Third and Fourth, I recently made two more professional-rate sci-fi/fantasy story sales: one to Lightspeed, and the other to Unlikely Story for the Journal of Unlikely Entomology. The story in JUE will be out in November, the story in Lightspeed doesn’t have a release date yet. Again, very exciting stuff for me. All I want from life is to be a professional writer, and to make a living doing it. This feels like a solid step towards that goal.

These three pro sales are also a testament to the effectiveness of the Clarion Science Fiction and Fantasy Writer’s Workshop. Seriously, if you want to write science fiction and/or fantasy, apply to Clarion. I originally wrote the story Lightspeed bought for week five of Clarion, and the story in Daily Science Fiction was my week six effort. Unlikely Story bought my first post-Clarion effort. I owe Clarion a debt of gratitude, and I particularly owe Karen Joy Fowler and Kelly Link, who taught week five and six as a team, for their guidance and encouragement. They are amazing people, teachers, and authors. Buy their books.

Lastly, PANK interviewed me for their Lightning Room after publishing my story “Selling the Fall” (which is neither sci-fi nor fantasy, though it is weird). If you care what I think about, like, writing and shit, check it out.

/self promotion

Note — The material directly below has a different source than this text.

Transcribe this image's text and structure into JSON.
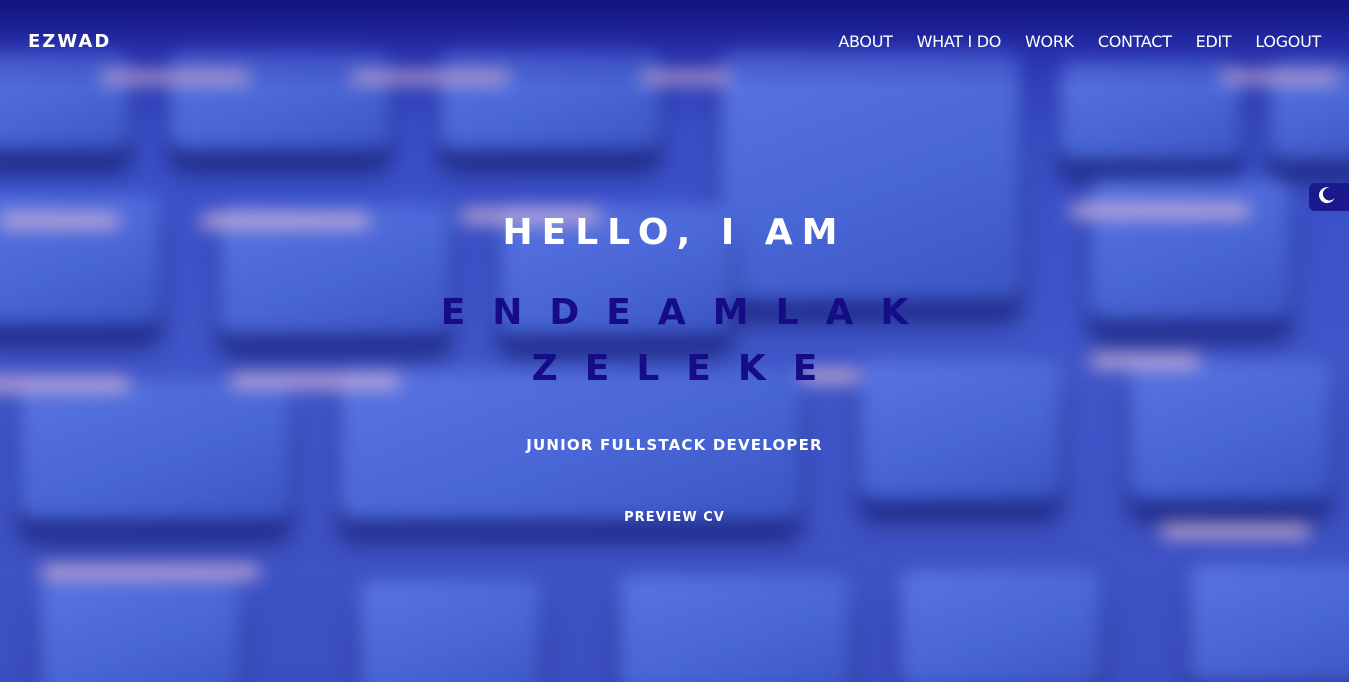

Writers, Don’t Mind Your Mind

January 11, 2014

I work in a bookstore, so I come across a whole lot of books. Some of them I’m interested in, some of them I judge immediately, harshly, and generally, correctly, by their covers, and some of them I peruse innocently because maybe, just maybe, they’ll having something to say.

So it is that found myself opening Making Your Creative Mark. Let me share with you what I read:

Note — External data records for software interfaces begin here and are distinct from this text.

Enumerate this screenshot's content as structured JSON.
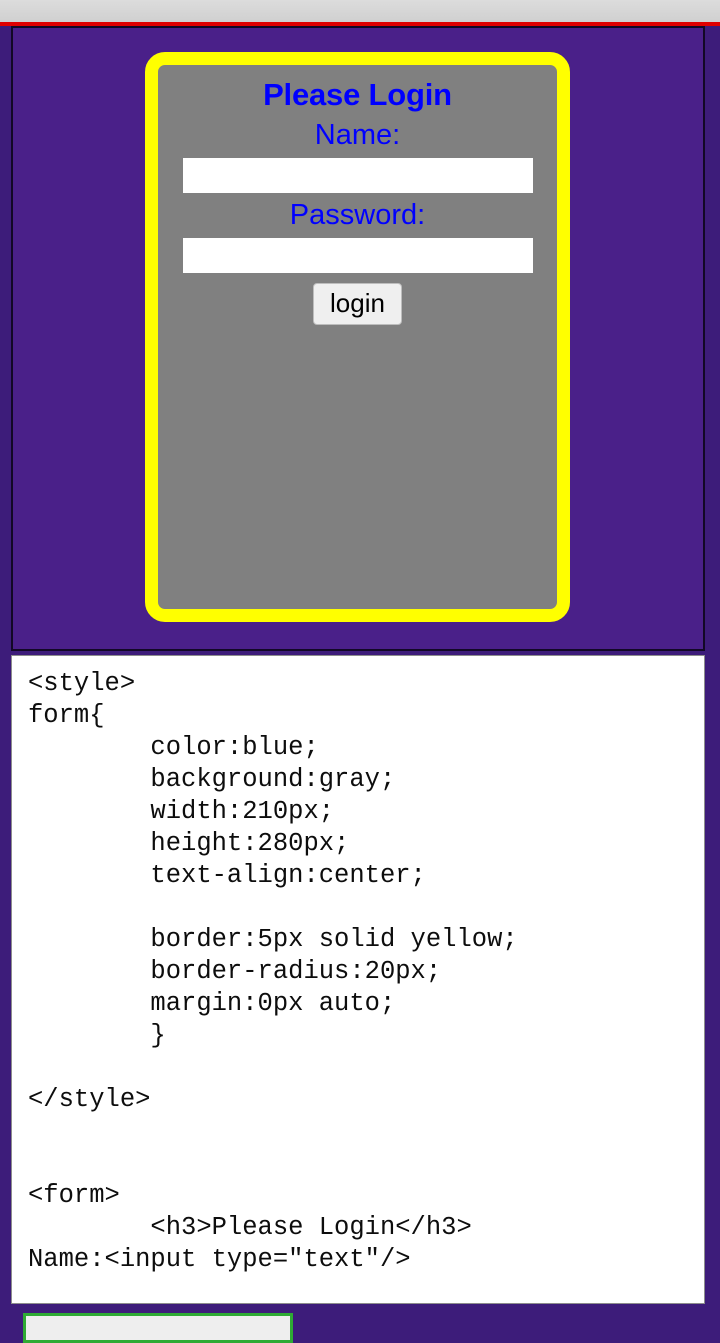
{
  "browser": {
    "statusbar_color": "#d4d4d4",
    "accent_rule_color": "#e00000"
  },
  "preview": {
    "background_color": "#4a2089",
    "form": {
      "title": "Please Login",
      "title_color": "#0000ff",
      "background_color": "#808080",
      "border_color": "#ffff00",
      "name_label": "Name:",
      "name_value": "",
      "name_placeholder": "",
      "password_label": "Password:",
      "password_value": "",
      "password_placeholder": "",
      "login_button_label": "login"
    }
  },
  "code_panel": {
    "source": "<style>\nform{\n        color:blue;\n        background:gray;\n        width:210px;\n        height:280px;\n        text-align:center;\n\n        border:5px solid yellow;\n        border-radius:20px;\n        margin:0px auto;\n        }\n\n</style>\n\n\n<form>\n        <h3>Please Login</h3>\nName:<input type=\"text\"/>",
    "resize_handle": "⌐"
  },
  "bottom_panel": {
    "border_color": "#2eaa34",
    "background_color": "#eeeeee"
  }
}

Your first task as a creative person is to “mind your mind” and think thoughts that serve you. Doesn’t it make sense to speak to yourself in ways that help you create more deeply and more regularly, that allow you to detach more effectively from the everyday chaos of life…

At this point a deep rage overcame me, and I had to stop.  (more…)

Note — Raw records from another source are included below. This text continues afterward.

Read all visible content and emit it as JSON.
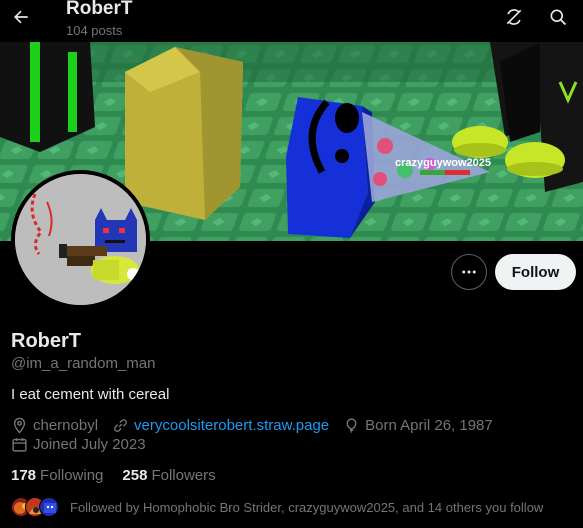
{
  "header": {
    "title": "RoberT",
    "post_count": "104 posts",
    "back_icon": "arrow-left-icon",
    "grok_icon": "grok-icon",
    "search_icon": "search-icon"
  },
  "banner": {
    "player_tag": "crazyguywow2025"
  },
  "actions": {
    "more_label": "...",
    "follow_label": "Follow"
  },
  "profile": {
    "display_name": "RoberT",
    "handle": "@im_a_random_man",
    "bio": "I eat cement with cereal",
    "location": "chernobyl",
    "website": "verycoolsiterobert.straw.page",
    "birthday": "Born April 26, 1987",
    "joined": "Joined July 2023"
  },
  "stats": {
    "following_count": "178",
    "following_label": "Following",
    "followers_count": "258",
    "followers_label": "Followers"
  },
  "followed_by": {
    "text": "Followed by Homophobic Bro Strider, crazyguywow2025, and 14 others you follow"
  },
  "colors": {
    "accent": "#1d9bf0",
    "background": "#000000",
    "muted_text": "#71767b",
    "follow_button_bg": "#eff3f4"
  }
}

The Actual Death of the American Author: On the Granularity of Genre

August 22, 2013

A few months back I responded to Scott Turow’s arguments about how copyright infringement and digital distribution would be the death of the American author. But it got me thinking about what other pernicious threats the American author might be facing.

First, to be clear, I think an integral part of Turow’s “American Author” is that the author subsists on income from his or her writing. Hence Turow’s concern over his perceived elision of the value of copyright. An author willing to work two other jobs while writing just for the chance to tell his or her stories doesn’t really count, because this author shouldn’t give one damn about copyright — payment is a bonus, being read is the reward. So let’s take this as rote: when we talk about the death of the American author, we’re talking about the death of the American author who earns his or her income through writing.

To my mind the biggest threat to this incarnation of the American author (after our our failing education system) is the fact that marketing departments have the final say in whether or not a title will be pushed by the publisher. Most publishers will only seriously market one or two of their titles every year, the rest are orphaned almost immediately by marketing departments. If an author wants attention for his or her book, the author must take up that responsibility. This is especially true if the marketing department doesn’t have a very clear idea of how, where, and to who to market the book. (more…)